As the NFL’s Kevin Patra noted earlier today, the Vikings moved the home sideline to the northern end of TCF Bank before the start of the 2014 regular season. Why? Stadium analysis showed temperatures would be “noticeably warmer in the sun on that sideline, compared to the late-afternoon shadows on the south side of the stadium,” per ESPN’s Ben Goessling. Against the Panthers last season, a game played in 12℉ temperatures, the Vikings found a 20-degree temperature difference between the home and away sidelines.
When the Vikings host the Seahawks this Sunday, they’ll need every competitive advantage they can get. The first meeting ended in disaster for Minnesota, as Seattle handed the Vikings a crushing 38-8 defeat behind Russell Wilson’s three-touchdown performance. The Seahawks’ defense limited Adrian Peterson to just 18 rushing yards on eight attempts and held the Vikings offense to zero points; Minnesota’s lone touchdown came on a 101-yard kickoff return from Cordarrelle Patterson in the third quarter.
Like his head coach, Bridgewater sees Sunday’s game — and the freezing temperatures — as just another hurdle in a season-long stretch of obstacles. “We’ve had come cold games dating back to last year,” he said, speaking to the media on Wednesday. “We feel like it’s a mental thing. The guys have bought in…Coach Zimmer being our head coach, he’s a tough guy…The guys understand the challenge that’s in front of us and they’ve been doing a good job answering Coach Zimmer’s challenges.”
Sunday’s Wild Card game will be the team’s toughest challenge of the year.
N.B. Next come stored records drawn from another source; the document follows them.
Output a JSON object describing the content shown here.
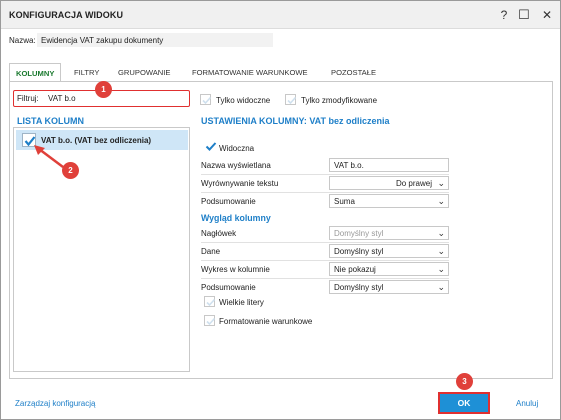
{
  "window": {
    "title": "KONFIGURACJA WIDOKU",
    "help_icon": "question-icon",
    "maximize_icon": "maximize-icon",
    "close_icon": "close-icon",
    "help_glyph": "?",
    "max_glyph": "☐",
    "close_glyph": "✕"
  },
  "name": {
    "label": "Nazwa:",
    "value": "Ewidencja VAT zakupu dokumenty"
  },
  "tabs": [
    {
      "label": "KOLUMNY",
      "active": true
    },
    {
      "label": "FILTRY",
      "active": false
    },
    {
      "label": "GRUPOWANIE",
      "active": false
    },
    {
      "label": "FORMATOWANIE WARUNKOWE",
      "active": false
    },
    {
      "label": "POZOSTAŁE",
      "active": false
    }
  ],
  "filter": {
    "label": "Filtruj:",
    "value": "VAT b.o"
  },
  "options": {
    "visible_only": "Tylko widoczne",
    "modified_only": "Tylko zmodyfikowane"
  },
  "column_list": {
    "title": "LISTA KOLUMN",
    "items": [
      {
        "label": "VAT b.o. (VAT bez odliczenia)",
        "checked": true
      }
    ]
  },
  "settings": {
    "title": "USTAWIENIA KOLUMNY: VAT bez odliczenia",
    "visible_label": "Widoczna",
    "display_name_label": "Nazwa wyświetlana",
    "display_name_value": "VAT b.o.",
    "alignment_label": "Wyrównywanie tekstu",
    "alignment_value": "Do prawej",
    "summary_label": "Podsumowanie",
    "summary_value": "Suma"
  },
  "appearance": {
    "title": "Wygląd kolumny",
    "header_label": "Nagłówek",
    "header_value": "Domyślny styl",
    "data_label": "Dane",
    "data_value": "Domyślny styl",
    "chart_label": "Wykres w kolumnie",
    "chart_value": "Nie pokazuj",
    "summary_label": "Podsumowanie",
    "summary_value": "Domyślny styl",
    "uppercase_label": "Wielkie litery",
    "conditional_label": "Formatowanie warunkowe"
  },
  "footer": {
    "manage_link": "Zarządzaj konfiguracją",
    "ok_label": "OK",
    "cancel_label": "Anuluj"
  },
  "annotations": {
    "badge1": "1",
    "badge2": "2",
    "badge3": "3"
  },
  "colors": {
    "accent_blue": "#1e7fc8",
    "active_tab_green": "#1b7a2f",
    "annotation_red": "#e0403a",
    "ok_button": "#1e90d6",
    "selected_row": "#cfe6f7"
  }
}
Have they grown enough from their Week 13 embarrassment, and can they handle the elements while playing postseason football in the middle of a Minnesota winter? We’ll have to bundle up and see.